Detective Superintendent Neil Jones is Head of Cyber Security & Innovation at The Cyber Resilience Centre for Greater Manchester. The first person to hold this position, Neil brings over 15 years of experience to the table, having worked across a diverse range of police roles including Local Policing, Cyber & Economic Crime, Serious & Organised Crime, Criminal Investigations and Public Protection.
As the Senior Responsible Officer (SRO) for Cybercrime for the North West, Neil works closely with Greater Manchester Police (GMP) and the North West Regional Organised Crime Unit (NWROCU), to help local forces provide accessible, consistent, government-backed support and training to organisations of all sizes.
We sat down with Neil to talk more about what his job involves, and the challenges brought to the centre by the recent COVID-19 crisis:
You were the first person to take on this groundbreaking role, what made you decide to do so?
As the former head of cyber and economic crime, I could see first-hand the damaging impact of cybercrime on our communities and on businesses in particular. This role provides a platform to make a real difference to businesses and help to protect them from becoming victims, which is a much stronger offer than just reacting to the crime.
I was excited by the opportunity to develop unique business skills that can be taken back into policing whilst also supporting the skills development of our students. It’s also very rare in life, let alone policing, you get the opportunity to build a new business from scratch, secure seed funding, build the team and shape how the company actually runs. It’s a phenomenal opportunity.
Can you give us some insight into what your role involves?
My role is all about relationships. As the key conduit between policing and the private and academic sectors, lots of my time is spent negotiating, influencing and networking with senior executives, building trust with those who are key to the success of the centre.
I also report to the NPCC, Deputy Mayor (PCC) and Chief Officers and, as a Director of the CRC Ltd, I work directly with the Managing Director to deliver the day-to-day operations of the CRC.
Can you tell us how you balance being a frontline worker while also heading up the centre?
I’m lucky in that I’m seconded as the full-time Strategic Policing lead. This means that other than my operational covers as the duty force Senior Investigating Officer, I can commit my time fully to the CRC and its success. The agile nature of the role, with opportunities for remote and home working, together with flexibility to work evenings (which can be required when engaging the private sector) means I’m able to balance this really well.

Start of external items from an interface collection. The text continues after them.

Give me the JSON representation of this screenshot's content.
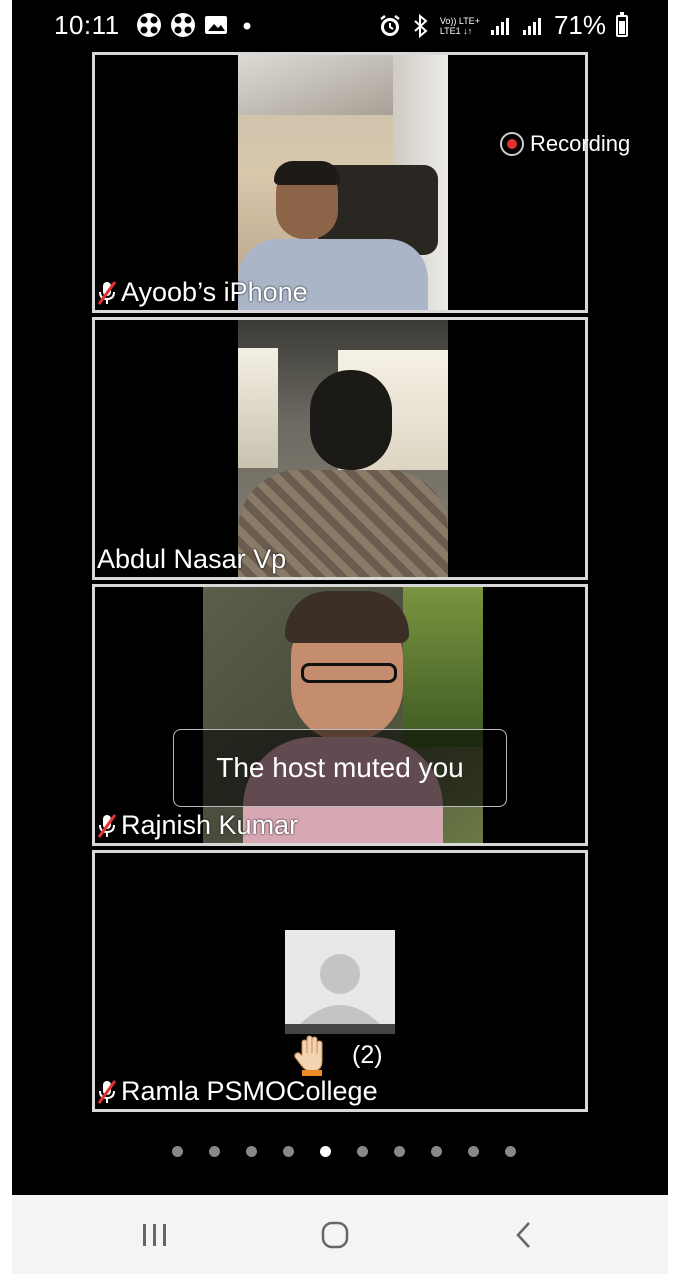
{
  "status_bar": {
    "time": "10:11",
    "left_icons": [
      "pinwheel-icon",
      "pinwheel-icon",
      "image-icon",
      "dot-icon"
    ],
    "right_icons": [
      "alarm-icon",
      "bluetooth-icon",
      "volte-icon",
      "signal-icon",
      "signal-icon"
    ],
    "volte_line1": "Vo)) LTE+",
    "volte_line2": "LTE1 ↓↑",
    "battery_percent": "71%"
  },
  "recording_label": "Recording",
  "participants": [
    {
      "name": "Ayoob’s iPhone",
      "muted": true
    },
    {
      "name": "Abdul Nasar Vp",
      "muted": false
    },
    {
      "name": "Rajnish Kumar",
      "muted": true
    },
    {
      "name": "Ramla PSMOCollege",
      "muted": true
    }
  ],
  "toast": "The host muted you",
  "raised_hand_count": "(2)",
  "pager": {
    "count": 10,
    "active_index": 4
  },
  "nav": [
    "recent-apps-icon",
    "home-icon",
    "back-icon"
  ],
  "colors": {
    "recording": "#e53030",
    "background": "#000000"
  }
}
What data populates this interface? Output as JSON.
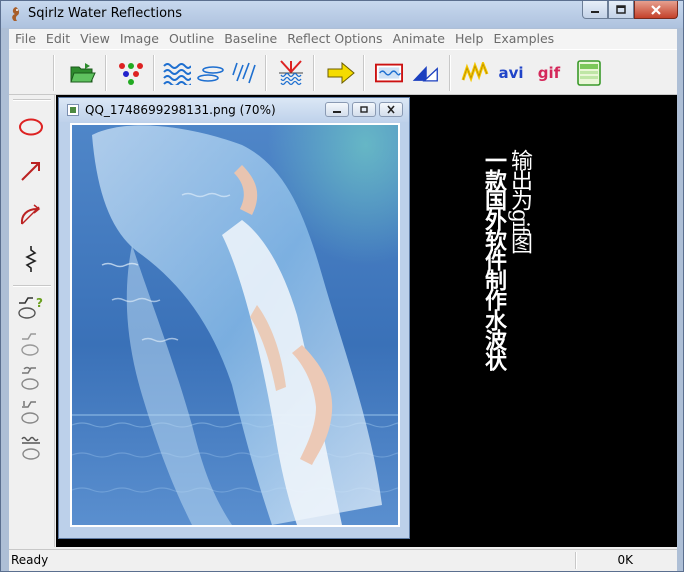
{
  "window": {
    "title": "Sqirlz Water Reflections"
  },
  "menu": [
    "File",
    "Edit",
    "View",
    "Image",
    "Outline",
    "Baseline",
    "Reflect Options",
    "Animate",
    "Help",
    "Examples"
  ],
  "toolbar": {
    "avi_label": "avi",
    "gif_label": "gif"
  },
  "document": {
    "title": "QQ_1748699298131.png  (70%)"
  },
  "canvas_text": {
    "col1": "输出为gif图",
    "col2": "一款国外软件制作水波状"
  },
  "status": {
    "left": "Ready",
    "right": "0K"
  },
  "colors": {
    "workspace": "#000000",
    "toolbar_bg": "#f0f0f0",
    "title_bg": "#aebfd6",
    "close_red": "#c4412a"
  }
}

What is the biggest challenge for your centre at the moment?
Coronavirus has had a huge impact on our planned membership drive, which would have started to generate financial income for the centre and act as an on-ramp to provide further commercial services. This has caused us to rethink our whole engagement strategy and move towards more virtual and online delivery. We are also giving away free memberships to support those most affected.
What is the best piece of advice you have for businesses who need help managing their cybersecurity at this time?
Reach out and contact us. We’re here to help signpost you to the latest free, government-backed advice and to local businesses who you can trust.
What difference will it make when the full network of Centres is in place?
This will propel the CRC to another level. The ability to share materials and signpost to a national network or trusted businesses will make a huge difference, building on the established, trusted status of the CRC as part of the national law enforcement Cyber Protect network.